DATA SHOWN
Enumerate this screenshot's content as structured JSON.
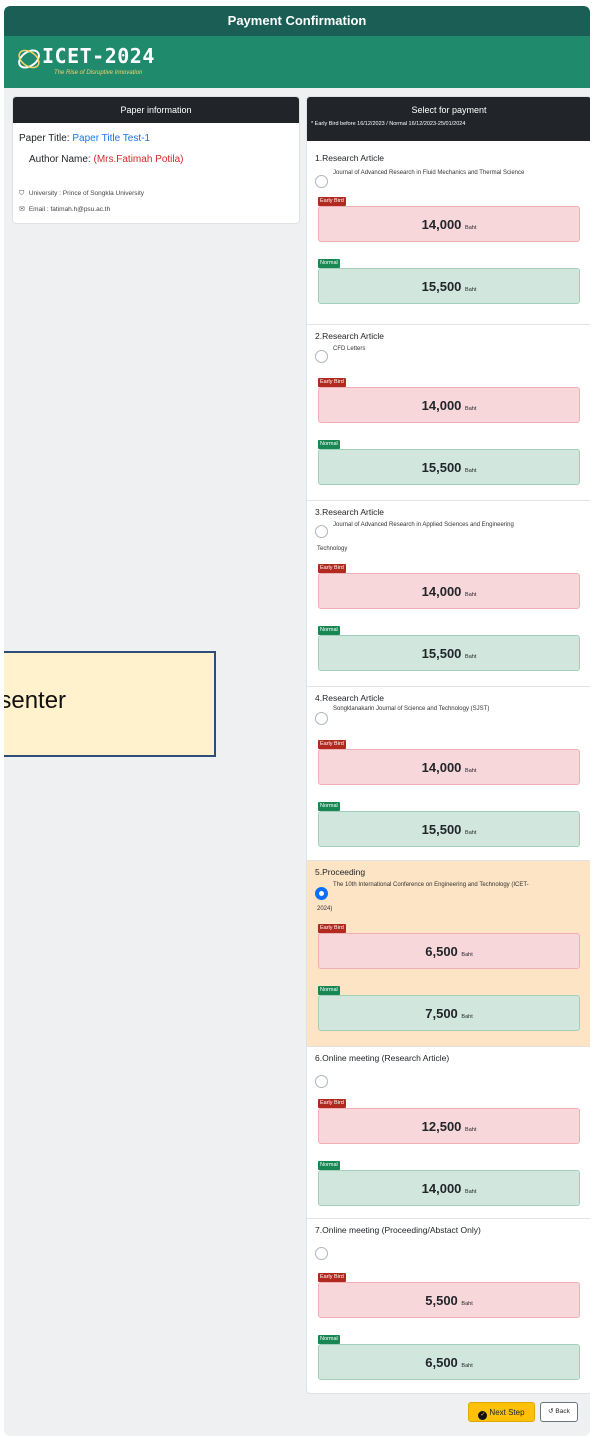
{
  "header": {
    "title": "Payment Confirmation"
  },
  "banner": {
    "logo_text": "ICET-2024",
    "tagline": "The Rise of Disruptive Innovation"
  },
  "paper_info": {
    "heading": "Paper information",
    "title_label": "Paper Title:",
    "title_value": "Paper Title Test-1",
    "author_label": "Author Name:",
    "author_value": "(Mrs.Fatimah Potila)",
    "university": "University : Prince of Songkla University",
    "email": "Email : fatimah.h@psu.ac.th"
  },
  "presenter_overlay": {
    "text": "esenter"
  },
  "payment": {
    "heading": "Select for payment",
    "note": "* Early Bird before 16/12/2023 / Normal 16/12/2023-25/01/2024",
    "early_label": "Early Bird",
    "normal_label": "Normal",
    "unit": "Baht",
    "options": [
      {
        "title": "1.Research Article",
        "journal": "Journal of Advanced Research in Fluid Mechanics and Thermal Science",
        "journal_cont": "",
        "early": "14,000",
        "normal": "15,500",
        "selected": false
      },
      {
        "title": "2.Research Article",
        "journal": "CFD Letters",
        "journal_cont": "",
        "early": "14,000",
        "normal": "15,500",
        "selected": false
      },
      {
        "title": "3.Research Article",
        "journal": "Journal of Advanced Research in Applied Sciences and Engineering",
        "journal_cont": "Technology",
        "early": "14,000",
        "normal": "15,500",
        "selected": false
      },
      {
        "title": "4.Research Article",
        "journal": "Songklanakarin Journal of Science and Technology (SJST)",
        "journal_cont": "",
        "early": "14,000",
        "normal": "15,500",
        "selected": false
      },
      {
        "title": "5.Proceeding",
        "journal": "The 10th International Conference on Engineering and Technology (ICET-",
        "journal_cont": "2024)",
        "early": "6,500",
        "normal": "7,500",
        "selected": true
      },
      {
        "title": "6.Online meeting (Research Article)",
        "journal": "",
        "journal_cont": "",
        "early": "12,500",
        "normal": "14,000",
        "selected": false
      },
      {
        "title": "7.Online meeting (Proceeding/Abstact Only)",
        "journal": "",
        "journal_cont": "",
        "early": "5,500",
        "normal": "6,500",
        "selected": false
      }
    ]
  },
  "actions": {
    "next_label": "Next Step",
    "back_label": "Back"
  }
}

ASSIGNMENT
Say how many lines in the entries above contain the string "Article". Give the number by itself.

ANSWER TO THIS TASK
5